Focus: Science and Engineering
I must say this issue ended up being more science than engineering, but perhaps that is not surprising considering my scientific leanings. I thought about dropping the word “engineering”, but since the S&E focus has become traditional, I decided to keep the word and wave my hands a bit. Our main feature article is from Dr. Steve Mann of wearable computer fame, and he has certainly pulled off a slick piece of engineering in his videophone watch shown on our cover. Dr. Mann is an accomplished photographer as well as inventor, and he gets credit for the picture of the watch on the cover and the one with his article. Dr. Mann certainly lives on the leading edge of this technology, and we are happy to have another article from him to keep us abreast of developments in wearable computers.

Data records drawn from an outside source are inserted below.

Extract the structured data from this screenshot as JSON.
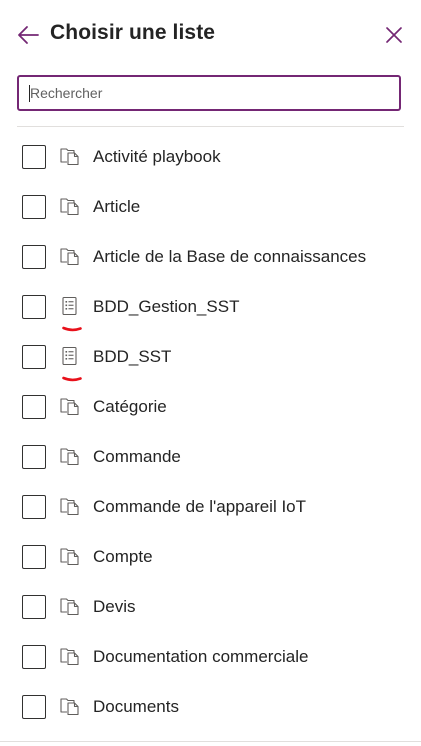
{
  "header": {
    "title": "Choisir une liste",
    "back_icon": "arrow-left-icon",
    "close_icon": "close-icon"
  },
  "search": {
    "placeholder": "Rechercher",
    "value": ""
  },
  "colors": {
    "accent": "#742774",
    "mark": "#e8101a"
  },
  "list": {
    "items": [
      {
        "label": "Activité playbook",
        "icon": "entity-table-icon",
        "checked": false,
        "annotated": false
      },
      {
        "label": "Article",
        "icon": "entity-table-icon",
        "checked": false,
        "annotated": false
      },
      {
        "label": "Article de la Base de connaissances",
        "icon": "entity-table-icon",
        "checked": false,
        "annotated": false
      },
      {
        "label": "BDD_Gestion_SST",
        "icon": "list-document-icon",
        "checked": false,
        "annotated": true
      },
      {
        "label": "BDD_SST",
        "icon": "list-document-icon",
        "checked": false,
        "annotated": true
      },
      {
        "label": "Catégorie",
        "icon": "entity-table-icon",
        "checked": false,
        "annotated": false
      },
      {
        "label": "Commande",
        "icon": "entity-table-icon",
        "checked": false,
        "annotated": false
      },
      {
        "label": "Commande de l'appareil IoT",
        "icon": "entity-table-icon",
        "checked": false,
        "annotated": false
      },
      {
        "label": "Compte",
        "icon": "entity-table-icon",
        "checked": false,
        "annotated": false
      },
      {
        "label": "Devis",
        "icon": "entity-table-icon",
        "checked": false,
        "annotated": false
      },
      {
        "label": "Documentation commerciale",
        "icon": "entity-table-icon",
        "checked": false,
        "annotated": false
      },
      {
        "label": "Documents",
        "icon": "entity-table-icon",
        "checked": false,
        "annotated": false
      }
    ]
  }
}
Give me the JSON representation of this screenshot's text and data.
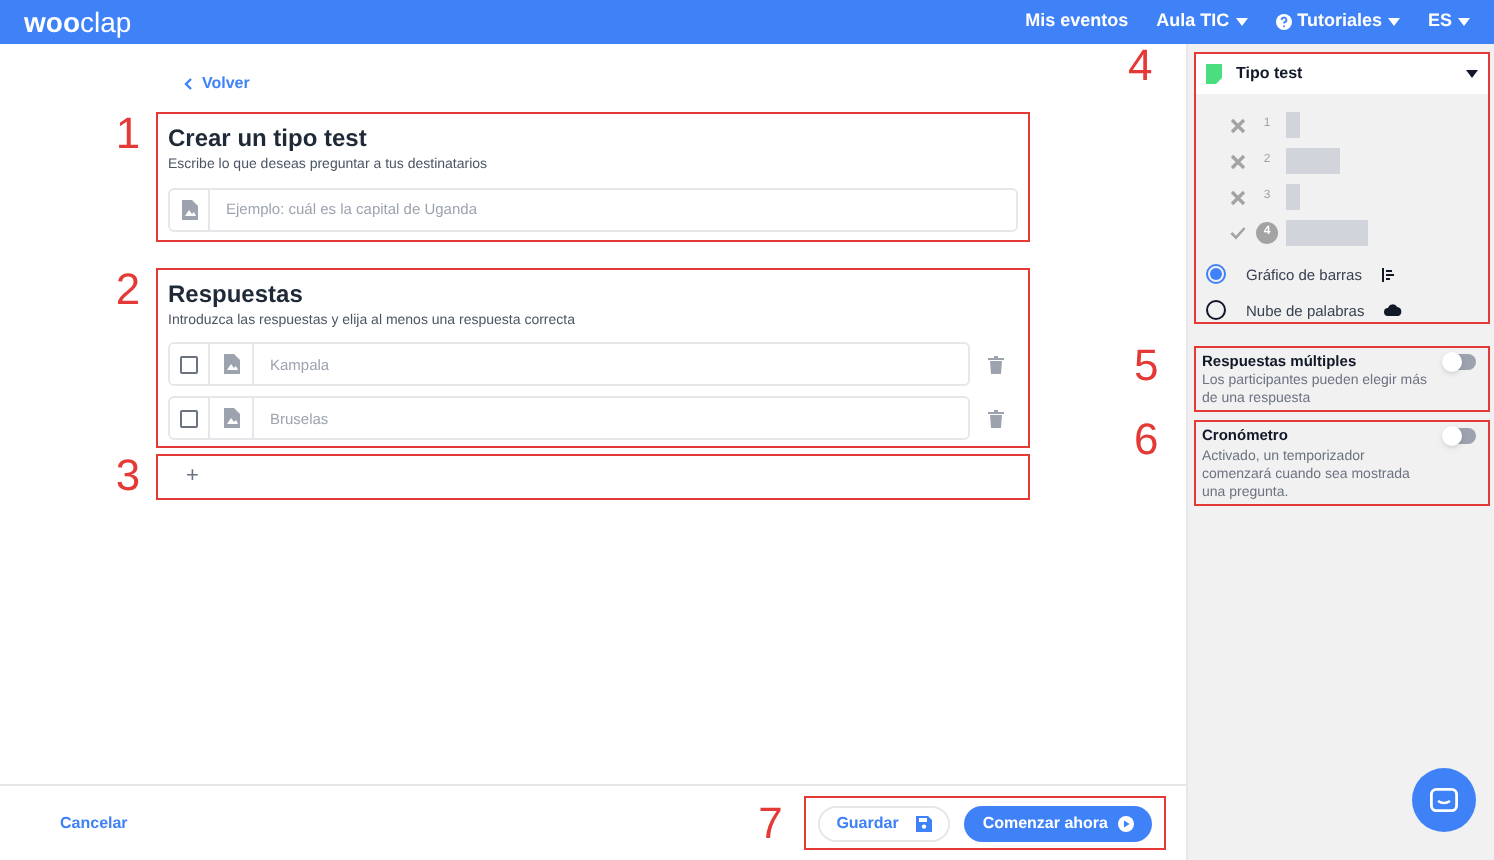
{
  "brand": {
    "bold": "woo",
    "light": "clap"
  },
  "nav": [
    {
      "label": "Mis eventos",
      "kind": "plain",
      "dropdown": false
    },
    {
      "label": "Aula TIC",
      "kind": "plain",
      "dropdown": true
    },
    {
      "label": "Tutoriales",
      "kind": "help",
      "dropdown": true
    },
    {
      "label": "ES",
      "kind": "plain",
      "dropdown": true
    }
  ],
  "back": "Volver",
  "question": {
    "marker": "1",
    "title": "Crear un tipo test",
    "subtitle": "Escribe lo que deseas preguntar a tus destinatarios",
    "placeholder": "Ejemplo: cuál es la capital de Uganda"
  },
  "answers": {
    "marker": "2",
    "title": "Respuestas",
    "subtitle": "Introduzca las respuestas y elija al menos una respuesta correcta",
    "items": [
      {
        "placeholder": "Kampala",
        "checked": false
      },
      {
        "placeholder": "Bruselas",
        "checked": false
      }
    ]
  },
  "add": {
    "marker": "3",
    "label": "+"
  },
  "type_panel": {
    "marker": "4",
    "title": "Tipo test",
    "preview": [
      {
        "number": "1",
        "correct": false
      },
      {
        "number": "2",
        "correct": false
      },
      {
        "number": "3",
        "correct": false
      },
      {
        "number": "4",
        "correct": true
      }
    ],
    "options": [
      {
        "label": "Gráfico de barras",
        "kind": "bars",
        "selected": true
      },
      {
        "label": "Nube de palabras",
        "kind": "cloud",
        "selected": false
      }
    ]
  },
  "settings": [
    {
      "marker": "5",
      "title": "Respuestas múltiples",
      "description": "Los participantes pueden elegir más de una respuesta",
      "on": false
    },
    {
      "marker": "6",
      "title": "Cronómetro",
      "description": "Activado, un temporizador comenzará cuando sea mostrada una pregunta.",
      "on": false
    }
  ],
  "footer": {
    "cancel": "Cancelar",
    "marker": "7",
    "save": "Guardar",
    "start": "Comenzar ahora"
  }
}
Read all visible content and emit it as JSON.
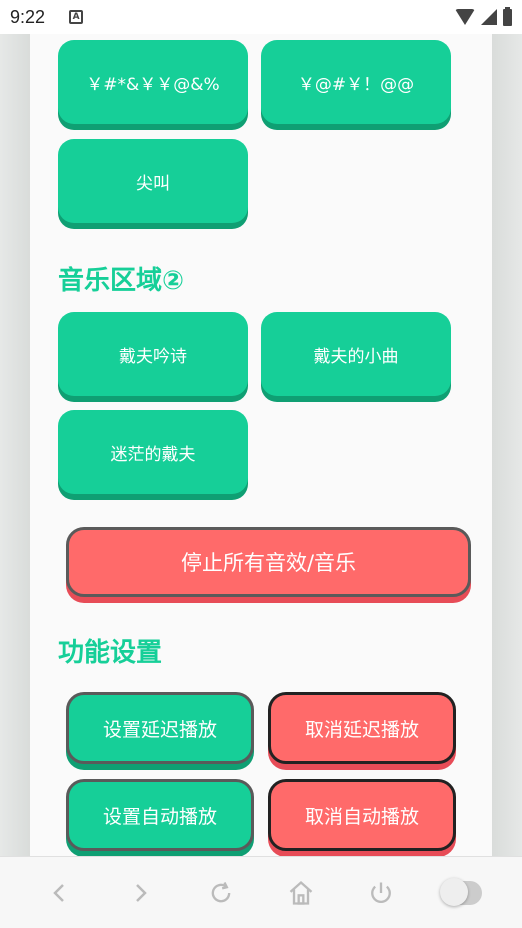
{
  "status": {
    "time": "9:22",
    "notif_glyph": "A"
  },
  "sections": {
    "music_area_2": "音乐区域②",
    "settings": "功能设置"
  },
  "top_buttons": [
    {
      "label": "￥#*&￥￥@&%"
    },
    {
      "label": "￥@#￥！@@"
    },
    {
      "label": "尖叫"
    }
  ],
  "music_buttons": [
    {
      "label": "戴夫吟诗"
    },
    {
      "label": "戴夫的小曲"
    },
    {
      "label": "迷茫的戴夫"
    }
  ],
  "stop_button": {
    "label": "停止所有音效/音乐"
  },
  "settings_buttons": [
    {
      "label": "设置延迟播放"
    },
    {
      "label": "取消延迟播放"
    },
    {
      "label": "设置自动播放"
    },
    {
      "label": "取消自动播放"
    }
  ],
  "colors": {
    "accent": "#16cf98",
    "danger": "#ff6a6a"
  }
}
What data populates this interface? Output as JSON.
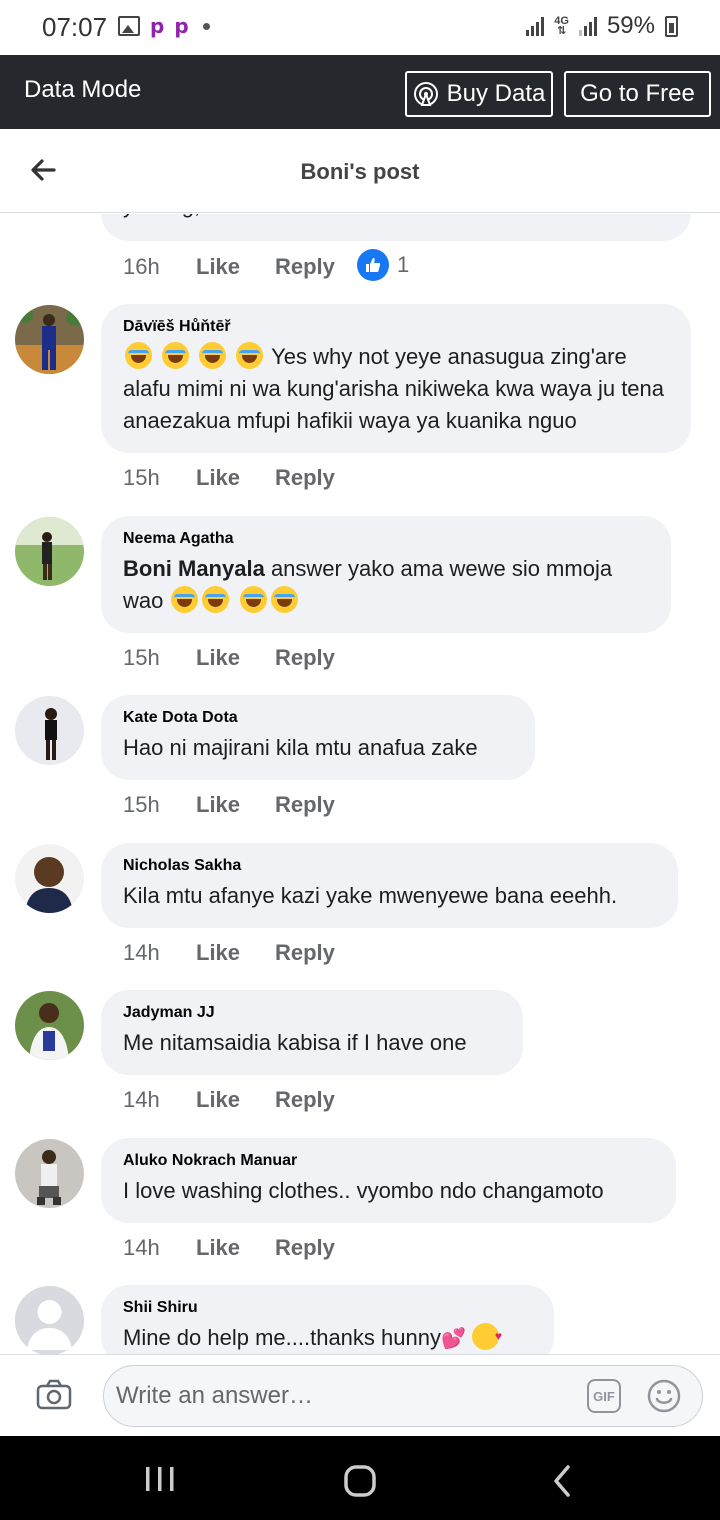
{
  "status_bar": {
    "time": "07:07",
    "network": "4G",
    "battery": "59%"
  },
  "data_mode": {
    "label": "Data Mode",
    "buy_data": "Buy Data",
    "go_free": "Go to Free"
  },
  "header": {
    "title": "Boni's post"
  },
  "partial_comment": {
    "text": "you big,it means alot",
    "time": "16h",
    "like": "Like",
    "reply": "Reply",
    "reaction_count": "1"
  },
  "comments": [
    {
      "author": "Dāvïēš Hůňtēř",
      "text": "Yes why not yeye anasugua zing'are alafu mimi ni wa kung'arisha nikiweka kwa waya ju tena anaezakua mfupi hafikii waya ya kuanika nguo",
      "time": "15h",
      "like": "Like",
      "reply": "Reply"
    },
    {
      "author": "Neema Agatha",
      "mention": "Boni Manyala",
      "text": "answer yako ama wewe sio mmoja wao",
      "time": "15h",
      "like": "Like",
      "reply": "Reply"
    },
    {
      "author": "Kate Dota Dota",
      "text": "Hao ni majirani kila mtu anafua zake",
      "time": "15h",
      "like": "Like",
      "reply": "Reply"
    },
    {
      "author": "Nicholas Sakha",
      "text": "Kila mtu afanye kazi yake mwenyewe bana eeehh.",
      "time": "14h",
      "like": "Like",
      "reply": "Reply"
    },
    {
      "author": "Jadyman JJ",
      "text": "Me nitamsaidia kabisa if I have one",
      "time": "14h",
      "like": "Like",
      "reply": "Reply"
    },
    {
      "author": "Aluko Nokrach Manuar",
      "text": "I love washing clothes.. vyombo ndo changamoto",
      "time": "14h",
      "like": "Like",
      "reply": "Reply"
    },
    {
      "author": "Shii Shiru",
      "text": "Mine do help me....thanks hunny",
      "time": "",
      "like": "",
      "reply": ""
    }
  ],
  "composer": {
    "placeholder": "Write an answer…",
    "gif_label": "GIF"
  },
  "colors": {
    "facebook_blue": "#1877f2",
    "bubble_bg": "#f0f2f5",
    "data_mode_bar": "#25282d"
  }
}
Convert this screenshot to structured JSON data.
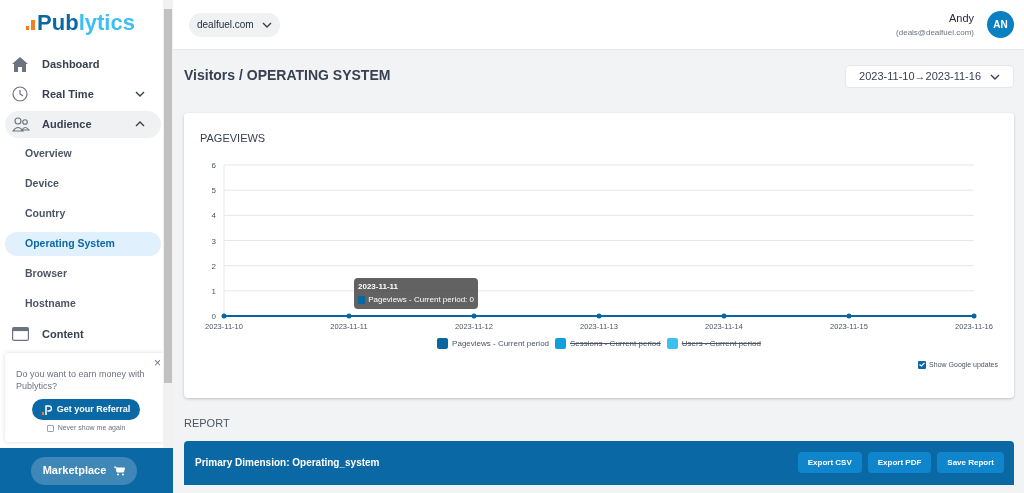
{
  "logo": {
    "parts": [
      "Pub",
      "lytics"
    ]
  },
  "sidebar": {
    "items": [
      {
        "label": "Dashboard",
        "selected": false
      },
      {
        "label": "Real Time",
        "selected": false,
        "expanded": false
      },
      {
        "label": "Audience",
        "selected": true,
        "expanded": true,
        "children": [
          {
            "label": "Overview",
            "selected": false
          },
          {
            "label": "Device",
            "selected": false
          },
          {
            "label": "Country",
            "selected": false
          },
          {
            "label": "Operating System",
            "selected": true
          },
          {
            "label": "Browser",
            "selected": false
          },
          {
            "label": "Hostname",
            "selected": false
          }
        ]
      },
      {
        "label": "Content",
        "selected": false
      }
    ]
  },
  "referral": {
    "text": "Do you want to earn money with Publytics?",
    "button": "Get your Referral",
    "checkbox": {
      "label": "Never show me again",
      "checked": false
    },
    "close": "×"
  },
  "marketplace": "Marketplace",
  "header": {
    "site": "dealfuel.com",
    "user": {
      "name": "Andy",
      "email": "(deals@dealfuel.com)",
      "initials": "AN"
    }
  },
  "page_title": "Visitors / OPERATING SYSTEM",
  "date_range": "2023-11-10→2023-11-16",
  "chart_card": {
    "title": "PAGEVIEWS",
    "chart_data": {
      "type": "line",
      "categories": [
        "2023-11-10",
        "2023-11-11",
        "2023-11-12",
        "2023-11-13",
        "2023-11-14",
        "2023-11-15",
        "2023-11-16"
      ],
      "ylim": [
        0,
        6
      ],
      "yticks": [
        0,
        1,
        2,
        3,
        4,
        5,
        6
      ],
      "grid": true,
      "series": [
        {
          "name": "Pageviews - Current period",
          "color": "#08679f",
          "values": [
            0,
            0,
            0,
            0,
            0,
            0,
            0
          ]
        }
      ]
    },
    "legend": [
      {
        "kind": "series",
        "hidden": false
      },
      {
        "label": "Sessions - Current period",
        "color": "#0fa0e0",
        "hidden": true
      },
      {
        "label": "Users - Current period",
        "color": "#3cc0f0",
        "hidden": true
      }
    ],
    "tooltip": {
      "title": "2023-11-11",
      "text": "Pageviews - Current period: 0"
    },
    "google_updates": {
      "label": "Show Google updates",
      "checked": true
    }
  },
  "report": {
    "title": "REPORT",
    "dimension": "Primary Dimension: Operating_system",
    "buttons": [
      "Export CSV",
      "Export PDF",
      "Save Report"
    ]
  }
}
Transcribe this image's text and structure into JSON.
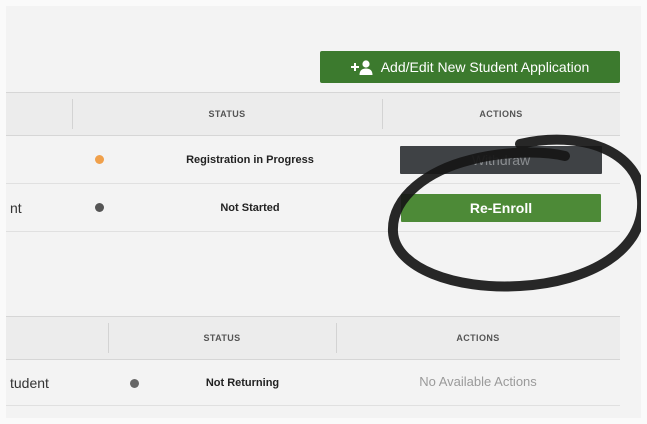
{
  "header": {
    "add_button_label": "Add/Edit New Student Application",
    "add_button_icon": "add-person-icon"
  },
  "enrolled_table": {
    "columns": [
      "",
      "STATUS",
      "ACTIONS"
    ],
    "rows": [
      {
        "name": "",
        "status": "Registration in Progress",
        "status_color": "#f0a04b",
        "action": "Withdraw"
      },
      {
        "name": "nt",
        "status": "Not Started",
        "status_color": "#555555",
        "action": "Re-Enroll"
      }
    ]
  },
  "returning_table": {
    "columns": [
      "",
      "STATUS",
      "ACTIONS"
    ],
    "rows": [
      {
        "name": "tudent",
        "status": "Not Returning",
        "status_color": "#666666",
        "action": "No Available Actions"
      }
    ]
  },
  "colors": {
    "primary_green": "#3c7a2e",
    "reenroll_green": "#4d8a37",
    "withdraw_dark": "#3f4245",
    "in_progress_dot": "#f0a04b"
  }
}
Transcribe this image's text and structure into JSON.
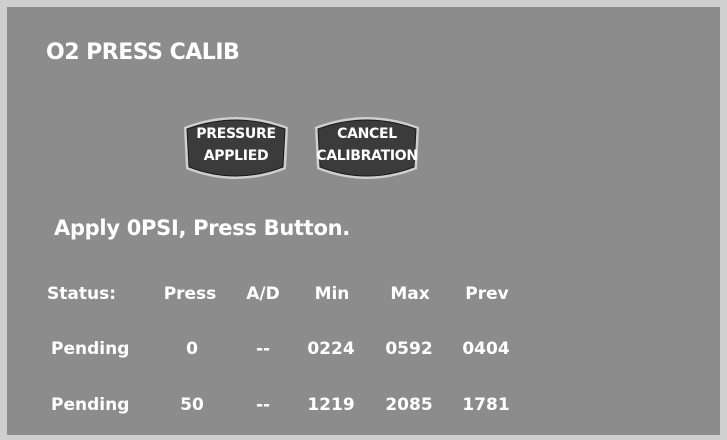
{
  "screen": {
    "title": "O2 PRESS CALIB",
    "instruction": "Apply 0PSI, Press Button."
  },
  "buttons": {
    "pressure_applied": {
      "line1": "PRESSURE",
      "line2": "APPLIED"
    },
    "cancel_calibration": {
      "line1": "CANCEL",
      "line2": "CALIBRATION"
    }
  },
  "table": {
    "headers": [
      "Status:",
      "Press",
      "A/D",
      "Min",
      "Max",
      "Prev"
    ],
    "rows": [
      [
        "Pending",
        "0",
        "--",
        "0224",
        "0592",
        "0404"
      ],
      [
        "Pending",
        "50",
        "--",
        "1219",
        "2085",
        "1781"
      ]
    ]
  },
  "colors": {
    "background": "#8c8c8c",
    "button_face": "#3b3b3b",
    "text": "#ffffff",
    "border": "#cfcfcf"
  }
}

For those readers who like to watch the skies, we have a little of everything: satellite tracking, astronomy (even our French chef, Marcel, has something to say on this one), storms and lightning. Science articles can be found everywhere: in Features, Forum and Strictly On-Line—enjoy!
Linley Gwennap becomes a regular columnist for us this month with his column “Linley on Linux”, where he will keep us up to date on some of the latest happenings in the electronics market for Linux. This month, he tells us what's happening in the field of voice recognition.
Speaking of columnists, Moshe Bar will also be joining us on a regular basis to teach us about kernel issues in Kernel Korner, and next month, we'll have an all-new column on cross-platform programming written by Michael D. Crawford. Both should keep our inner penguin quite happy.
—Marjorie Richardson, Editor in Chief
Practical Task Scheduling Deployment
One of the best things about the UNIX environment (aside from being stable and efficient) is the vast array of software tools available to help you do your job. Traditionally, a UNIX tool does only one thing, but does that one thing very well. For example, grep is very easy to use and can search vast amounts of data quickly. The find tool can find a particular file or files based on all kinds of criteria. It's pretty easy to string these tools together to build even more powerful tools, such as a tool that finds all of the .log files in the /home directory and searches each one for a particular entry. This erector-set mentality allows UNIX system administrators to seem to always have the right tool for the job.
Cron traditionally has been considered another such a tool for job scheduling, but is it enough? This webinar considers that very question. The first part builds on a previous Geek Guide, Beyond Cron, and briefly describes how to know when it might be time to consider upgrading your job scheduling infrastructure. The second part presents an actual planning and implementation framework.
Join Linux Journal's Mike Diehl and Pat Cameron of Help Systems.
Free to Linux Journal readers.View Now!
|The Firebird Project's Firebird Relational Database||Jul 29, 2016|
|Stunnel Security for Oracle||Jul 28, 2016|
|SUSE LLC's SUSE Manager||Jul 21, 2016|
|My +1 Sword of Productivity||Jul 20, 2016|
|Non-Linux FOSS: Caffeine!||Jul 19, 2016|
|Murat Yener and Onur Dundar's Expert Android Studio (Wrox)||Jul 18, 2016|
- The Firebird Project's Firebird Relational Database
- Stunnel Security for Oracle
- My +1 Sword of Productivity
- Non-Linux FOSS: Caffeine!
- SUSE LLC's SUSE Manager
- Managing Linux Using Puppet
- Murat Yener and Onur Dundar's Expert Android Studio (Wrox)
- Doing for User Space What We Did for Kernel Space
- Google's SwiftShader Released
- SuperTuxKart 0.9.2 Released
With all the industry talk about the benefits of Linux on Power and all the performance advantages offered by its open architecture, you may be considering a move in that direction. If you are thinking about analytics, big data and cloud computing, you would be right to evaluate Power. The idea of using commodity x86 hardware and replacing it every three years is an outdated cost model. It doesn’t consider the total cost of ownership, and it doesn’t consider the advantage of real processing power, high-availability and multithreading like a demon.
This ebook takes a look at some of the practical applications of the Linux on Power platform and ways you might bring all the performance power of this open architecture to bear for your organization. There are no smoke and mirrors here—just hard, cold, empirical evidence provided by independent sources. I also consider some innovative ways Linux on Power will be used in the future.Get the Guide